## Supplied records
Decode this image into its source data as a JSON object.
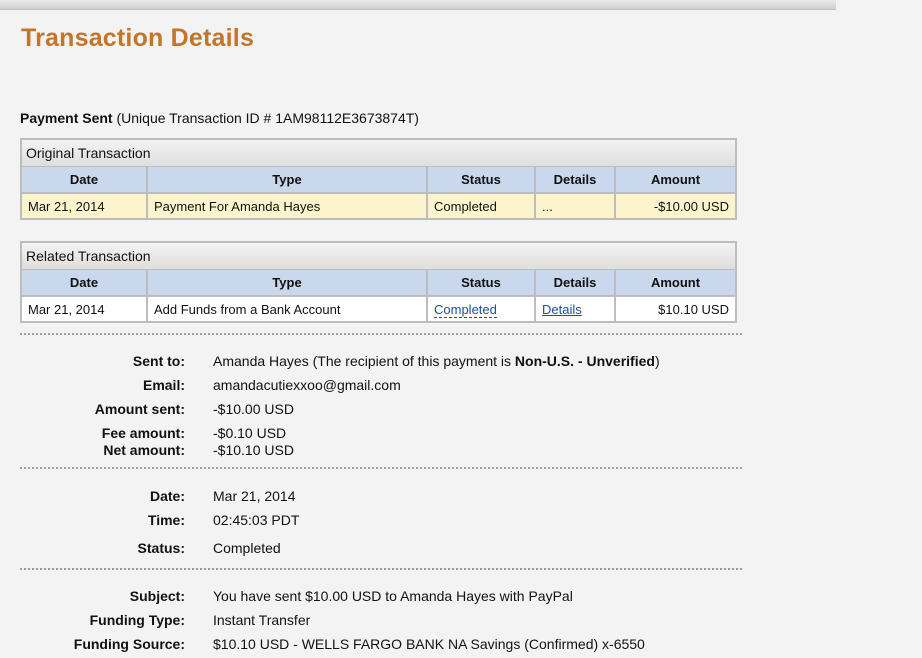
{
  "page": {
    "title": "Transaction Details"
  },
  "payment_header": {
    "status_label": "Payment Sent",
    "transaction_id_text": "(Unique Transaction ID # 1AM98112E3673874T)"
  },
  "original_transaction": {
    "title": "Original Transaction",
    "columns": [
      "Date",
      "Type",
      "Status",
      "Details",
      "Amount"
    ],
    "row": {
      "date": "Mar 21, 2014",
      "type": "Payment For Amanda Hayes",
      "status": "Completed",
      "details": "...",
      "amount": "-$10.00 USD"
    }
  },
  "related_transaction": {
    "title": "Related Transaction",
    "columns": [
      "Date",
      "Type",
      "Status",
      "Details",
      "Amount"
    ],
    "row": {
      "date": "Mar 21, 2014",
      "type": "Add Funds from a Bank Account",
      "status": "Completed",
      "details": "Details",
      "amount": "$10.10 USD"
    }
  },
  "recipient": {
    "sent_to_label": "Sent to:",
    "sent_to_name": "Amanda Hayes",
    "sent_to_note_prefix": "(The recipient of this payment is ",
    "sent_to_note_status": "Non-U.S. - Unverified",
    "sent_to_note_suffix": ")",
    "email_label": "Email:",
    "email_value": "amandacutiexxoo@gmail.com",
    "amount_sent_label": "Amount sent:",
    "amount_sent_value": "-$10.00 USD",
    "fee_amount_label": "Fee amount:",
    "fee_amount_value": "-$0.10 USD",
    "net_amount_label": "Net amount:",
    "net_amount_value": "-$10.10 USD"
  },
  "timing": {
    "date_label": "Date:",
    "date_value": "Mar 21, 2014",
    "time_label": "Time:",
    "time_value": "02:45:03 PDT",
    "status_label": "Status:",
    "status_value": "Completed"
  },
  "funding": {
    "subject_label": "Subject:",
    "subject_value": "You have sent $10.00 USD to Amanda Hayes with PayPal",
    "funding_type_label": "Funding Type:",
    "funding_type_value": "Instant Transfer",
    "funding_source_label": "Funding Source:",
    "funding_source_value": "$10.10 USD - WELLS FARGO BANK NA Savings (Confirmed) x-6550"
  },
  "colors": {
    "title": "#c4752a",
    "table_header": "#c9d8ec",
    "highlight_row": "#fbf4cd",
    "link": "#1a4f9a"
  }
}
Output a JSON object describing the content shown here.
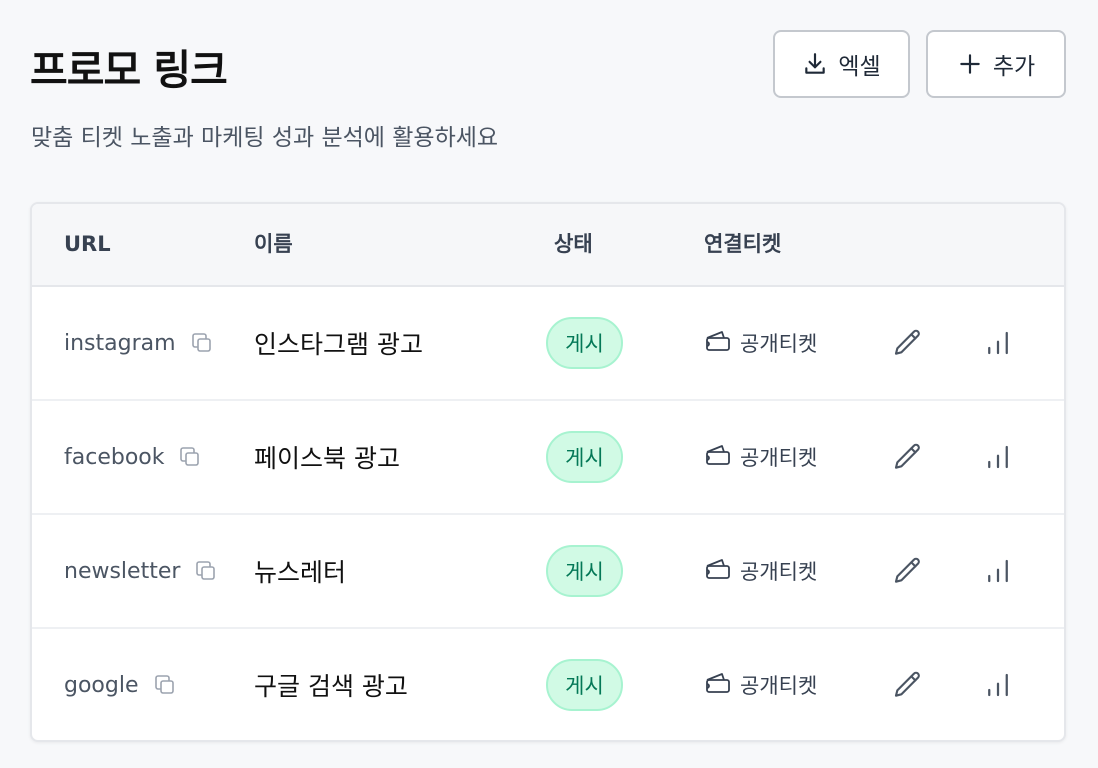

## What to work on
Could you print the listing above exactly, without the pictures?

## Result for this task
Decode this image into its source data as a JSON object.
{
  "page": {
    "title": "Transaction Details"
  },
  "payment_header": {
    "status_label": "Payment Sent",
    "transaction_id_text": "(Unique Transaction ID # 1AM98112E3673874T)"
  },
  "original_transaction": {
    "title": "Original Transaction",
    "columns": [
      "Date",
      "Type",
      "Status",
      "Details",
      "Amount"
    ],
    "row": {
      "date": "Mar 21, 2014",
      "type": "Payment For Amanda Hayes",
      "status": "Completed",
      "details": "...",
      "amount": "-$10.00 USD"
    }
  },
  "related_transaction": {
    "title": "Related Transaction",
    "columns": [
      "Date",
      "Type",
      "Status",
      "Details",
      "Amount"
    ],
    "row": {
      "date": "Mar 21, 2014",
      "type": "Add Funds from a Bank Account",
      "status": "Completed",
      "details": "Details",
      "amount": "$10.10 USD"
    }
  },
  "recipient": {
    "sent_to_label": "Sent to:",
    "sent_to_name": "Amanda Hayes",
    "sent_to_note_prefix": "(The recipient of this payment is ",
    "sent_to_note_status": "Non-U.S. - Unverified",
    "sent_to_note_suffix": ")",
    "email_label": "Email:",
    "email_value": "amandacutiexxoo@gmail.com",
    "amount_sent_label": "Amount sent:",
    "amount_sent_value": "-$10.00 USD",
    "fee_amount_label": "Fee amount:",
    "fee_amount_value": "-$0.10 USD",
    "net_amount_label": "Net amount:",
    "net_amount_value": "-$10.10 USD"
  },
  "timing": {
    "date_label": "Date:",
    "date_value": "Mar 21, 2014",
    "time_label": "Time:",
    "time_value": "02:45:03 PDT",
    "status_label": "Status:",
    "status_value": "Completed"
  },
  "funding": {
    "subject_label": "Subject:",
    "subject_value": "You have sent $10.00 USD to Amanda Hayes with PayPal",
    "funding_type_label": "Funding Type:",
    "funding_type_value": "Instant Transfer",
    "funding_source_label": "Funding Source:",
    "funding_source_value": "$10.10 USD - WELLS FARGO BANK NA Savings (Confirmed) x-6550"
  },
  "colors": {
    "title": "#c4752a",
    "table_header": "#c9d8ec",
    "highlight_row": "#fbf4cd",
    "link": "#1a4f9a"
  }
}
Output a JSON object describing the content shown here.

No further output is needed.